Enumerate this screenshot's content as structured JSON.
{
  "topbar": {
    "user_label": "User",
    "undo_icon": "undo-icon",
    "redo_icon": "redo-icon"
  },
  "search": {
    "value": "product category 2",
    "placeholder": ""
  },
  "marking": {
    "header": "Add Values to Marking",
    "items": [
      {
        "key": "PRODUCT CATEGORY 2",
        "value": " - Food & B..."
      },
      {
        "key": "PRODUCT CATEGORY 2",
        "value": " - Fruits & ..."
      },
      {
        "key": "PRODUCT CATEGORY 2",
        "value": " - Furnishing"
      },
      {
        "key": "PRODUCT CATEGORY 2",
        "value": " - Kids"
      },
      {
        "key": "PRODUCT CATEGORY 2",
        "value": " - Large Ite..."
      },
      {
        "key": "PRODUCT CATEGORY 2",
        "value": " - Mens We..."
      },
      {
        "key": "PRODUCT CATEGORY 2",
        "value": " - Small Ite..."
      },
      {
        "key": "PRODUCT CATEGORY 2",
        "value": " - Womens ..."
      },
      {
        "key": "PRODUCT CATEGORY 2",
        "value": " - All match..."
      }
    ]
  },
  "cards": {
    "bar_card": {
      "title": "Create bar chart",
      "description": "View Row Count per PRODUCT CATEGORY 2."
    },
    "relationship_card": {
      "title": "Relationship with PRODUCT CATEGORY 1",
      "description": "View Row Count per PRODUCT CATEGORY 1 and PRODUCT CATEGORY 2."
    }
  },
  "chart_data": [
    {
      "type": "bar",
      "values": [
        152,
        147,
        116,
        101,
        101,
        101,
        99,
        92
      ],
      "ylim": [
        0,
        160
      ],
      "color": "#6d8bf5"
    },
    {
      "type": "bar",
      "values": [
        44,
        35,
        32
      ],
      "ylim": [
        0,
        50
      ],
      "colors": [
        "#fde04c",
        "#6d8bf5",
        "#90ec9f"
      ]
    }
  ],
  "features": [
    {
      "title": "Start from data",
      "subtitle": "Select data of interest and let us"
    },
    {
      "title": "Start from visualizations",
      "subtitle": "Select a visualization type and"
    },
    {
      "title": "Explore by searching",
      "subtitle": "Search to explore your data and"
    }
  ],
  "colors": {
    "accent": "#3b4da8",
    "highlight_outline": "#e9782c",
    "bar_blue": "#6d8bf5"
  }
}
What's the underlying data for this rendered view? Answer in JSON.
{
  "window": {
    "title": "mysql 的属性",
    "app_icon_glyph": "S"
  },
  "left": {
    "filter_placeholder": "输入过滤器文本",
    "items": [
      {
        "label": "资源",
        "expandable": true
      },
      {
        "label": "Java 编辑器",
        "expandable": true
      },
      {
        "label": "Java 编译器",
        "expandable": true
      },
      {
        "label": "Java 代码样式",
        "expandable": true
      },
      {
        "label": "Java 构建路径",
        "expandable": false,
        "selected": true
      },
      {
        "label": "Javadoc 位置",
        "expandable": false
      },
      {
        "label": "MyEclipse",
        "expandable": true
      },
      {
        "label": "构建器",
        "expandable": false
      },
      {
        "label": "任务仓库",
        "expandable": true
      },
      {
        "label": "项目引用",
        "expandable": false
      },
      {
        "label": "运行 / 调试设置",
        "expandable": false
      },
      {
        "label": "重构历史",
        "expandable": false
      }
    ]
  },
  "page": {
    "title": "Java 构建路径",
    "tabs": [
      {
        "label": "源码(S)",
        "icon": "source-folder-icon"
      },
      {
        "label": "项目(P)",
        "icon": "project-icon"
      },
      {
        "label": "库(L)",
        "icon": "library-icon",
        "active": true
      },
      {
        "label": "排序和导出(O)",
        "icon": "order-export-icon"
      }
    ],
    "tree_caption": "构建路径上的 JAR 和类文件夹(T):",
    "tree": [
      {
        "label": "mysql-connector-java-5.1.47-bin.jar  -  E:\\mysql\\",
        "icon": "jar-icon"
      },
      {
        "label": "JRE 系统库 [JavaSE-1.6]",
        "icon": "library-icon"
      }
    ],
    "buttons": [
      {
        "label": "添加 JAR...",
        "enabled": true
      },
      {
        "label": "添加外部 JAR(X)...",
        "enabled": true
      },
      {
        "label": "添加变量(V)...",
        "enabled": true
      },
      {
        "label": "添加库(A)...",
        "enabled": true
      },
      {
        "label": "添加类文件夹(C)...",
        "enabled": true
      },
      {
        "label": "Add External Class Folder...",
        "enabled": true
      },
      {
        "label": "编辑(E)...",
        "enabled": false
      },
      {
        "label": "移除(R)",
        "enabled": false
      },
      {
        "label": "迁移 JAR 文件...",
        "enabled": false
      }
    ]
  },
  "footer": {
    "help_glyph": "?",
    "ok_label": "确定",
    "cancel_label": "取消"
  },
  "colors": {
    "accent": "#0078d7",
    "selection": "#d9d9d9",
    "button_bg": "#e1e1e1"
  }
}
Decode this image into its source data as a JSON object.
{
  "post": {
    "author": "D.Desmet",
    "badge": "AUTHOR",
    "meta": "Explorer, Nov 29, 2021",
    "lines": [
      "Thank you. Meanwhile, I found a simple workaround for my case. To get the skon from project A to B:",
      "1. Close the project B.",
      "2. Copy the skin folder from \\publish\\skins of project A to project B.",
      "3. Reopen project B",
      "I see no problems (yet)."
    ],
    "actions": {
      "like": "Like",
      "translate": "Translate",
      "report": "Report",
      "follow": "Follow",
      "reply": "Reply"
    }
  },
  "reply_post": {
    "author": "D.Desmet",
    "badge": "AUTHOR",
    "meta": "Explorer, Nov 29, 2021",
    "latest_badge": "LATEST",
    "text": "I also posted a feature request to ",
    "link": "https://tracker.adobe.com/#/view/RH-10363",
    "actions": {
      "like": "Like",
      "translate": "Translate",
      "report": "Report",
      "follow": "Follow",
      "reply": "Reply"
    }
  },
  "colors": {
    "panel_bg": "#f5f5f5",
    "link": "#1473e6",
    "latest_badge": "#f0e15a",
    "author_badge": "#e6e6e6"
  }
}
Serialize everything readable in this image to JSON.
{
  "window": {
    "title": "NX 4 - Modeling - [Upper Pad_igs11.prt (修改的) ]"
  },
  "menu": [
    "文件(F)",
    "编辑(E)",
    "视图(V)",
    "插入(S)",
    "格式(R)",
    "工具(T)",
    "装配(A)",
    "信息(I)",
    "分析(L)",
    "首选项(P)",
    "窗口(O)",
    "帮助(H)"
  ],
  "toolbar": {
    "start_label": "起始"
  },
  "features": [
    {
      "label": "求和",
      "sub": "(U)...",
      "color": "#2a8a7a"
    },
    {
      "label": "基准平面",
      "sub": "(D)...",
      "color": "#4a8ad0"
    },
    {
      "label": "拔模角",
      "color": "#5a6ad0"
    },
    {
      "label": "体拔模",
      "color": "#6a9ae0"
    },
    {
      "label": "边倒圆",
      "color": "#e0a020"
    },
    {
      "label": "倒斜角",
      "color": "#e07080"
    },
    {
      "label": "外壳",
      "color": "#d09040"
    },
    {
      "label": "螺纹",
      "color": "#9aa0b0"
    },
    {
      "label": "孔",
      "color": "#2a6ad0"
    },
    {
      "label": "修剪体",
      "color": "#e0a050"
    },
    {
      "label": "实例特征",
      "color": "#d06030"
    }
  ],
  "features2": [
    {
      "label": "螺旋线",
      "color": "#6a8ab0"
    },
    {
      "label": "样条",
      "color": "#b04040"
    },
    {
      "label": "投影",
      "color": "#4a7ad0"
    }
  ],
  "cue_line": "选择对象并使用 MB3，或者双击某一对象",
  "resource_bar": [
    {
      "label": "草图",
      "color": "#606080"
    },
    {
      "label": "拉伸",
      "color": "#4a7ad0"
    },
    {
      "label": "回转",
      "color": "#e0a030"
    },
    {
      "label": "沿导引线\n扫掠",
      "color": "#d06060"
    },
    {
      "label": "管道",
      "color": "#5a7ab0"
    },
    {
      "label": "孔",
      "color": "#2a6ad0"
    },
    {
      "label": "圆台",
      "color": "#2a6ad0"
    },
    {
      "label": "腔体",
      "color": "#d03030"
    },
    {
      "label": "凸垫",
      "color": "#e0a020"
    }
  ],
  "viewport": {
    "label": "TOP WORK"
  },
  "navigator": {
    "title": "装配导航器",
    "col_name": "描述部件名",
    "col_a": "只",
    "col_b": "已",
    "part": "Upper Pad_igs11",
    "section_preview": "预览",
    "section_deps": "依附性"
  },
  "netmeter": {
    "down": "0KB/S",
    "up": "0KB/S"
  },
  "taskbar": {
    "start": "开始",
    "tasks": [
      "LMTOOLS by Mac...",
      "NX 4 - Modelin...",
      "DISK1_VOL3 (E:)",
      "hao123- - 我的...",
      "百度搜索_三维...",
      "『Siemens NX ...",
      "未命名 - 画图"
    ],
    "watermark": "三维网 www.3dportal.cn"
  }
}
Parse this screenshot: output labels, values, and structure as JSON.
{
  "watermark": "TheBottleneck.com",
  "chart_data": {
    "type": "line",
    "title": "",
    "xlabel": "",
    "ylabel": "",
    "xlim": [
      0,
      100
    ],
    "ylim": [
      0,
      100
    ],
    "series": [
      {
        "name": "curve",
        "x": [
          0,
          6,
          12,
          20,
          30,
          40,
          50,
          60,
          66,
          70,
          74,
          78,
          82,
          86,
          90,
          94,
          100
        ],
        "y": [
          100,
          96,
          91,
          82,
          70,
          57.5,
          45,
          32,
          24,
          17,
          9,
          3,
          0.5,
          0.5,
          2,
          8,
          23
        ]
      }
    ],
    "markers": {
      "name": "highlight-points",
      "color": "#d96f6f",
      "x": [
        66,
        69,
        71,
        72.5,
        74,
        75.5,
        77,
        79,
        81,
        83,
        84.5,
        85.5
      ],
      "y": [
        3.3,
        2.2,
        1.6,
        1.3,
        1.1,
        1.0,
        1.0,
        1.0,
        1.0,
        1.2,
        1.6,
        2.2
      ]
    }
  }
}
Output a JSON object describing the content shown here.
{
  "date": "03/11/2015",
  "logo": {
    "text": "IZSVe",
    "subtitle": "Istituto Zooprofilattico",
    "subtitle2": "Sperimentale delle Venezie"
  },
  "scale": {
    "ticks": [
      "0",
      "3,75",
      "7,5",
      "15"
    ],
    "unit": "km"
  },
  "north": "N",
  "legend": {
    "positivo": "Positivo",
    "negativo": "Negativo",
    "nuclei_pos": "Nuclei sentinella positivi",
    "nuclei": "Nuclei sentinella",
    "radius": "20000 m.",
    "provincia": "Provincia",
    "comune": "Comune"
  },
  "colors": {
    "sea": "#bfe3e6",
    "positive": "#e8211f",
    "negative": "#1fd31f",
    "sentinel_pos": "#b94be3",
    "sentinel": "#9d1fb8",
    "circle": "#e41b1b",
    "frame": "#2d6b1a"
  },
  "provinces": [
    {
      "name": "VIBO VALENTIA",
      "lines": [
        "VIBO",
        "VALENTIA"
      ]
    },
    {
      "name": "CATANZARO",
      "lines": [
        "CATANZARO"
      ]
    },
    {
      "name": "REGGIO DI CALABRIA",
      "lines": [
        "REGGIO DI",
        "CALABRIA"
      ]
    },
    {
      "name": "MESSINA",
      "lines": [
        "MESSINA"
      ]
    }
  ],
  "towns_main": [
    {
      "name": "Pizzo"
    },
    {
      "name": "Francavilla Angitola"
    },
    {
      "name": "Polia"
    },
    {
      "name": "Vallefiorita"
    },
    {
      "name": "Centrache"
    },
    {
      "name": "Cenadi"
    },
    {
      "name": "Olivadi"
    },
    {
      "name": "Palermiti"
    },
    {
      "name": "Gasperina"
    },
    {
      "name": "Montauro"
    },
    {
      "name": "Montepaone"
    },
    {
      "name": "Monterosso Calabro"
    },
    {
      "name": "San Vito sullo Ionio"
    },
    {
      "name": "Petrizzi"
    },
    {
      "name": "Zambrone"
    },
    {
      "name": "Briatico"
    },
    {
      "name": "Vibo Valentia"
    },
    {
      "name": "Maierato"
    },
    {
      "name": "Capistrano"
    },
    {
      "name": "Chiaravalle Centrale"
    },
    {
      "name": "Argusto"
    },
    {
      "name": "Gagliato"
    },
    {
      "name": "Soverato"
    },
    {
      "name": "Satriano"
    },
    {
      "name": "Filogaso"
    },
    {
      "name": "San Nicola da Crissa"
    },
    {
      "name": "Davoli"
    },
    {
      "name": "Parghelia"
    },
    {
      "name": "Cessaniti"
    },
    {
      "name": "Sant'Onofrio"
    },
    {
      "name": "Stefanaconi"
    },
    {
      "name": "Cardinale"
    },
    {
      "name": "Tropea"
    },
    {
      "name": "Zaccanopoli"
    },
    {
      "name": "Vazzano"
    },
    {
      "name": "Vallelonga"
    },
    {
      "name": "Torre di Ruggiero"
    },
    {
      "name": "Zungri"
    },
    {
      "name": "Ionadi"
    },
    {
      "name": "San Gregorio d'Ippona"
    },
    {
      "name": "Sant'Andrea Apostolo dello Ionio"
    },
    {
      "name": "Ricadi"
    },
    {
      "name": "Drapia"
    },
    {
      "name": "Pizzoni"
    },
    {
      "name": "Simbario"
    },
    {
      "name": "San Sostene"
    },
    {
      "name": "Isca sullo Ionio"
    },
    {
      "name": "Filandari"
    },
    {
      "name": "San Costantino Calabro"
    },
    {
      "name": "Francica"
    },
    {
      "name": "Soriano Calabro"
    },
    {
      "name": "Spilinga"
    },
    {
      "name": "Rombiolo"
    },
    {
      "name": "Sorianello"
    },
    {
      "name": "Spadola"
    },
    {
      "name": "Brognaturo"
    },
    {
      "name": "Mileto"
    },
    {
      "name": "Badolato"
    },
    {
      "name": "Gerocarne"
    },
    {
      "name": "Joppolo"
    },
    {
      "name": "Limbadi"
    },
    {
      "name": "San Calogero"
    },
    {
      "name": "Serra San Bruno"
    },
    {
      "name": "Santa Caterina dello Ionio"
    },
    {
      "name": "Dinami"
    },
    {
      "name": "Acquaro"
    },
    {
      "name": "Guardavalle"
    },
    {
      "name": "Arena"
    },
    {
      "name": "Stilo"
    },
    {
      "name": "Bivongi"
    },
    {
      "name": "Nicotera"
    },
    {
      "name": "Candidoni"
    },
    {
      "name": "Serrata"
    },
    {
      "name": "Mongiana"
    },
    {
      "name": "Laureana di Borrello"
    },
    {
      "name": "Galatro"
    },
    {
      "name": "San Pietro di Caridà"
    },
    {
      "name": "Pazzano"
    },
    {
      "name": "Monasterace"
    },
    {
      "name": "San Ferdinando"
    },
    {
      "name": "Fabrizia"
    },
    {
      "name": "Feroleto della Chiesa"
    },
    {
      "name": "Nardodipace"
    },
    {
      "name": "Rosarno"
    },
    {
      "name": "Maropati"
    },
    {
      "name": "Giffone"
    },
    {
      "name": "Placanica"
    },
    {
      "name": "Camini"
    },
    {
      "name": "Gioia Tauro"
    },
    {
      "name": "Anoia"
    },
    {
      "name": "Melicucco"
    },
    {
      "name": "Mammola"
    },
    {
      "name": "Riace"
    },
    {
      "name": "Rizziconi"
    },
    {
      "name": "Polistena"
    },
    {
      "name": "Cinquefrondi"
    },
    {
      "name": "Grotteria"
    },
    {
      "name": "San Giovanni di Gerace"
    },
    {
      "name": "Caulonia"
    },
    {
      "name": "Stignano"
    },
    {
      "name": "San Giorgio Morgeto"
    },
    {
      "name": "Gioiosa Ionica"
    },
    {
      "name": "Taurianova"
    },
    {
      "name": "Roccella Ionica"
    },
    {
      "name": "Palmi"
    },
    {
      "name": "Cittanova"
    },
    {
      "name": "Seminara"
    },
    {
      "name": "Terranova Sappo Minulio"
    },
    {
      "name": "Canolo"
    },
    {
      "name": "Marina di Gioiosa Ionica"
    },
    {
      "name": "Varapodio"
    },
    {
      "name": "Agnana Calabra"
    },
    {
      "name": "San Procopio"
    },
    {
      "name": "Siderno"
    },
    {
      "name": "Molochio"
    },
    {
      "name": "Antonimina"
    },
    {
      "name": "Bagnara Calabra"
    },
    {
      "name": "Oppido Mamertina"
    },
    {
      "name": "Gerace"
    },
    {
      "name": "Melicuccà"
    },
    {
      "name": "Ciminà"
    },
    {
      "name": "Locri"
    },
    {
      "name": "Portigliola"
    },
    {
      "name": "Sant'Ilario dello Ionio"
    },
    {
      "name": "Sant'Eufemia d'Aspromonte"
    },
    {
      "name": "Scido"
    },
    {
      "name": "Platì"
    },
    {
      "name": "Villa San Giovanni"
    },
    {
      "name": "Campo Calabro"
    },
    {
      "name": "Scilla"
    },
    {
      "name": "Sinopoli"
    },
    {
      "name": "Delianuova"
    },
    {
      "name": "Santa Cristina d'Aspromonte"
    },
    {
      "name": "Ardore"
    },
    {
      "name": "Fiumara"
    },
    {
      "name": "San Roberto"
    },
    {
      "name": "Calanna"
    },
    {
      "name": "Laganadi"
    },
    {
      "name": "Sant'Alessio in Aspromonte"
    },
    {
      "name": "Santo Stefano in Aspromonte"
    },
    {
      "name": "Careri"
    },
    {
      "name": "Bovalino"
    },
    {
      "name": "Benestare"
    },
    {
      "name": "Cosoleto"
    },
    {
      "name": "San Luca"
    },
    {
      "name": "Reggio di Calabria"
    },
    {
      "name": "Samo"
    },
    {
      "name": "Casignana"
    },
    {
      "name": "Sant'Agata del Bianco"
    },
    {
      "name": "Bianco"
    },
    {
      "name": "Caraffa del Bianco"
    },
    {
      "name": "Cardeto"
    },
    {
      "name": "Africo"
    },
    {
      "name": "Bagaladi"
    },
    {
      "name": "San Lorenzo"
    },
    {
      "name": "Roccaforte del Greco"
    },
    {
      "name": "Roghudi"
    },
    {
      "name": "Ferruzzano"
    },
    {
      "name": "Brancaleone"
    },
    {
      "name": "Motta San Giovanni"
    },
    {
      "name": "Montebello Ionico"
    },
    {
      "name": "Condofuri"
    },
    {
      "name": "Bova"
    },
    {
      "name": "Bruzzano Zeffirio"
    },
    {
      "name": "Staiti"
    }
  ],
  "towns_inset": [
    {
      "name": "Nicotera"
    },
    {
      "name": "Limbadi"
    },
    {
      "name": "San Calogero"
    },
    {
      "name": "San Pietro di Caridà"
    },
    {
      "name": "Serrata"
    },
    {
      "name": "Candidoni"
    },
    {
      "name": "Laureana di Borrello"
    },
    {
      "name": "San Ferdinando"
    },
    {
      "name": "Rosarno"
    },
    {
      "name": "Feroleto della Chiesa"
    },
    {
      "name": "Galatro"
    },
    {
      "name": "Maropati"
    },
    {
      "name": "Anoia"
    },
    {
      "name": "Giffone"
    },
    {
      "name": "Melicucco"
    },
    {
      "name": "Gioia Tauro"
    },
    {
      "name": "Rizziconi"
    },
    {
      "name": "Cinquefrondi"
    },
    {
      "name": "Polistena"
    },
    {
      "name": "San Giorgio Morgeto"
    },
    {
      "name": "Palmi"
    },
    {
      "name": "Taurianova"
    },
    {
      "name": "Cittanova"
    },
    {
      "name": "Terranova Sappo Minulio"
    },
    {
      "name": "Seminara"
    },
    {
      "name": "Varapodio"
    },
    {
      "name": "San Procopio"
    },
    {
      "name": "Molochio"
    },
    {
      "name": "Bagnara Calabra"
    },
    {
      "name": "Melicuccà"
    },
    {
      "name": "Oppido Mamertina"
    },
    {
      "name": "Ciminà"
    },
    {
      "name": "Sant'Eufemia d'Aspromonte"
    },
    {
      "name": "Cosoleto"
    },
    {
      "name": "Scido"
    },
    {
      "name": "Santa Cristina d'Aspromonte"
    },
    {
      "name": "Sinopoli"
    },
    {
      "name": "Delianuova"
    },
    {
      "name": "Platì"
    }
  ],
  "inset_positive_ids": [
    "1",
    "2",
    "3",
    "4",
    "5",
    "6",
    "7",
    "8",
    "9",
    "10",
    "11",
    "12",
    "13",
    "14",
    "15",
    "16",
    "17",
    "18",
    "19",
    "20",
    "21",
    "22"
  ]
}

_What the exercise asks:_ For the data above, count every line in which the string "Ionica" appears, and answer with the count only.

_Answer area:_ 3